1982: Garn-St.Germain act passed by Congress. Section 341a of the Act makes the enforceability of due-on-sale provisions a federal issue, and provides that if real estate loan documents contain a due-on-sale provision, the provision is enforceable if the property securing the loan is transferred without the lender's consent. Also provides that lenders are not required to include due-on-sale provisions in loans.

1982: Subsequent to Garn-St. Germain, Federal Housing Administration (FHA) and Veterans Administration (VA) continue to specifically allow for all newly issued loans to remain assumable.

1984: U.S. Supreme Court holds in Fidelity Federal Savings and Loan vs. De La Cuesta, that the Home Owners' Loan Act of 1933 (HOLA) empowers the Federal Home Loan Bank Board’s due-on-sale regulation to preempt conflicting state limitations on the due-on-sale practices of federal savings and loan associations.

1989: Dept. of Housing and Urban Development along with FHA and VA relax mortgage assumption requirements, releasing seller of property from default liability of new buyer, provided that new buyer (assumptor) qualifies under existing HUD guidelines.

2007-2013: Financial crisis forces Federal Reserve to cut short term interest rates to 0% and Quantitative Easing (QE) programs drive longer term interest rates in the U.S. to historical lows, Including mortgage rates hitting a historic low of 3 1/8% in April of 2013.

Fall 2013: Federal Reserve announces plans to begin “tapering” of Quantitative Easing programs and reduce monthly purchases of mortgage backed securities (MBS) in the open market.
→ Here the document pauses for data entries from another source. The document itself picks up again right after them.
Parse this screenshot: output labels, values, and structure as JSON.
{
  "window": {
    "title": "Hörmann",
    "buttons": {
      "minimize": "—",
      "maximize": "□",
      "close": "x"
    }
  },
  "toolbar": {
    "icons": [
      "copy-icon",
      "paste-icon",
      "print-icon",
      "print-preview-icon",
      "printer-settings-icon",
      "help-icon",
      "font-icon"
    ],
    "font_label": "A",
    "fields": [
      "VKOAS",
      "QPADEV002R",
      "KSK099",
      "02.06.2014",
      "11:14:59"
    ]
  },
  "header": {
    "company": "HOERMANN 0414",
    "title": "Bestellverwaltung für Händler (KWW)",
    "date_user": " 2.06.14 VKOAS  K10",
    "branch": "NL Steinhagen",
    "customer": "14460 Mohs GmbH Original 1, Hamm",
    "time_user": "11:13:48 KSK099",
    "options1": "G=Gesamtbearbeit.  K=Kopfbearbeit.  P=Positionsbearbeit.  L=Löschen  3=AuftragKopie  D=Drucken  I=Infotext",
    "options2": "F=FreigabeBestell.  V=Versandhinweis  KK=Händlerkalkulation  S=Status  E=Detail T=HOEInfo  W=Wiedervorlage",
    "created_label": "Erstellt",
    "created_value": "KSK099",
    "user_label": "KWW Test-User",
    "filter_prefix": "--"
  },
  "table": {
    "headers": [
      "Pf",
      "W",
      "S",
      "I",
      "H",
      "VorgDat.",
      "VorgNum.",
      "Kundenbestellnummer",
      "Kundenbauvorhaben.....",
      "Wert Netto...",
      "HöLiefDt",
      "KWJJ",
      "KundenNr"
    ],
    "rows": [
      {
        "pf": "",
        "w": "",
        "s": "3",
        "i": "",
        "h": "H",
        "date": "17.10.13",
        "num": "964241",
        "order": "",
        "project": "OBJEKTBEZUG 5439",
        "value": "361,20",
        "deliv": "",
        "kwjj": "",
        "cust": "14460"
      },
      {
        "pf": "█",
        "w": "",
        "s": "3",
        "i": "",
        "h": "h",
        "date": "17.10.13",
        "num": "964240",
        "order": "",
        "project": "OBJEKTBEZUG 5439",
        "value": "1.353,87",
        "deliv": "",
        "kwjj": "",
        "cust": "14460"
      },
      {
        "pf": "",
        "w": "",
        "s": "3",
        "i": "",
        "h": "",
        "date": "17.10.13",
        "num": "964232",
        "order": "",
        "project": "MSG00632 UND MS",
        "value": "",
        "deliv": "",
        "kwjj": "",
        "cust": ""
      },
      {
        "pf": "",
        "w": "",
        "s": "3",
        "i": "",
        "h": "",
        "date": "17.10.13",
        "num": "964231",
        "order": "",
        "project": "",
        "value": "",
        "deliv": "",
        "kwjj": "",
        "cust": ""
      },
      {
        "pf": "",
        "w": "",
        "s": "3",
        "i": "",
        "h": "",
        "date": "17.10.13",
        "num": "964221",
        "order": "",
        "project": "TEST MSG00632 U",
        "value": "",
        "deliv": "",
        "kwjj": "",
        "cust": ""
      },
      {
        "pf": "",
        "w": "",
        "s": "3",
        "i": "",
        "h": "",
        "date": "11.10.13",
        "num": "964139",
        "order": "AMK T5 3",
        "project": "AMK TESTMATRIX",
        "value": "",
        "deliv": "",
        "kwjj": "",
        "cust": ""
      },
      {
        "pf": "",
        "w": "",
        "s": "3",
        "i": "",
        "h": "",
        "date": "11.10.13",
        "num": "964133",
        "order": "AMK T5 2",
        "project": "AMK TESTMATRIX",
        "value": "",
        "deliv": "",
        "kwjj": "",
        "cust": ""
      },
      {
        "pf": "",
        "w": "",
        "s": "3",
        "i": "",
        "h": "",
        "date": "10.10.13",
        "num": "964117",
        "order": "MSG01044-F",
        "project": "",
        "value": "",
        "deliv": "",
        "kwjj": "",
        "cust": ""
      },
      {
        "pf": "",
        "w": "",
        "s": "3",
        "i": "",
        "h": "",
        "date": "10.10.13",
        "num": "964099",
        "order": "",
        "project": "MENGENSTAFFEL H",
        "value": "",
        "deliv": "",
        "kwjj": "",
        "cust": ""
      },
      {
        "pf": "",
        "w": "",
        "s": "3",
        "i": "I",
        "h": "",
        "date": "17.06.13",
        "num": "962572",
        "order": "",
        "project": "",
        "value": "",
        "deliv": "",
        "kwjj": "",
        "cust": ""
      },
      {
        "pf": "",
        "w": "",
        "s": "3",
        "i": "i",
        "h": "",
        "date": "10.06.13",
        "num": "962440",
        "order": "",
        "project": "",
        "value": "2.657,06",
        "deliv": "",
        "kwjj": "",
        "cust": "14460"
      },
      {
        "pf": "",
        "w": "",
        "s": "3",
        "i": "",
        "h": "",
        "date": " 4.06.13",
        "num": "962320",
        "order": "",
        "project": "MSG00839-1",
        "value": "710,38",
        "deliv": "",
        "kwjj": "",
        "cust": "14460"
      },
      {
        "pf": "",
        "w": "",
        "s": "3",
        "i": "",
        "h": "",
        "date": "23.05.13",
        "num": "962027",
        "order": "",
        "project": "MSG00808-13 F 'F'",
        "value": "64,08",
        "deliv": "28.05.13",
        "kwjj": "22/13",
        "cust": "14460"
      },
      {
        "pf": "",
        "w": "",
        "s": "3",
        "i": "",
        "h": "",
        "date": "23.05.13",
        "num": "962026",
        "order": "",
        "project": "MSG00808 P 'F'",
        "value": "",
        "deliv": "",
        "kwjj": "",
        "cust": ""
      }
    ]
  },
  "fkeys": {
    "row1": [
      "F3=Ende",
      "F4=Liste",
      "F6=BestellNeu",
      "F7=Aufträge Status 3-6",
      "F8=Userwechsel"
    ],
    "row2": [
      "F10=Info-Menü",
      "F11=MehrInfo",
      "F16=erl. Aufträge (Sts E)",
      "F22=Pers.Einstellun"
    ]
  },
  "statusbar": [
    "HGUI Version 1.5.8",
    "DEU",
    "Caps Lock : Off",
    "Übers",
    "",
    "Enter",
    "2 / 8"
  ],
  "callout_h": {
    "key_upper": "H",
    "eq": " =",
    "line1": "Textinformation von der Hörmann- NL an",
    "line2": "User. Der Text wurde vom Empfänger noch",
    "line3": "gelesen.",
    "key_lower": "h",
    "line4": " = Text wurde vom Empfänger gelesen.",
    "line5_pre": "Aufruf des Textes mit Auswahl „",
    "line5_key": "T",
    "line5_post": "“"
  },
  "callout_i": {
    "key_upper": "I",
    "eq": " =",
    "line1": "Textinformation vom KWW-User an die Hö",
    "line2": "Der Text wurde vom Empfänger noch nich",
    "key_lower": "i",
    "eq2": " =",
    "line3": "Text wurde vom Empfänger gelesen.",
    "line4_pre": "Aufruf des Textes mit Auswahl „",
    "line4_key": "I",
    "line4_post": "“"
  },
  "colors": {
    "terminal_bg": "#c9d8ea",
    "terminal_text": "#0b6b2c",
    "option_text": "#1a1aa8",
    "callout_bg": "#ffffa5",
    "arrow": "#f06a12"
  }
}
Mortgage rates move above 4%.

External Resources

Additional Resources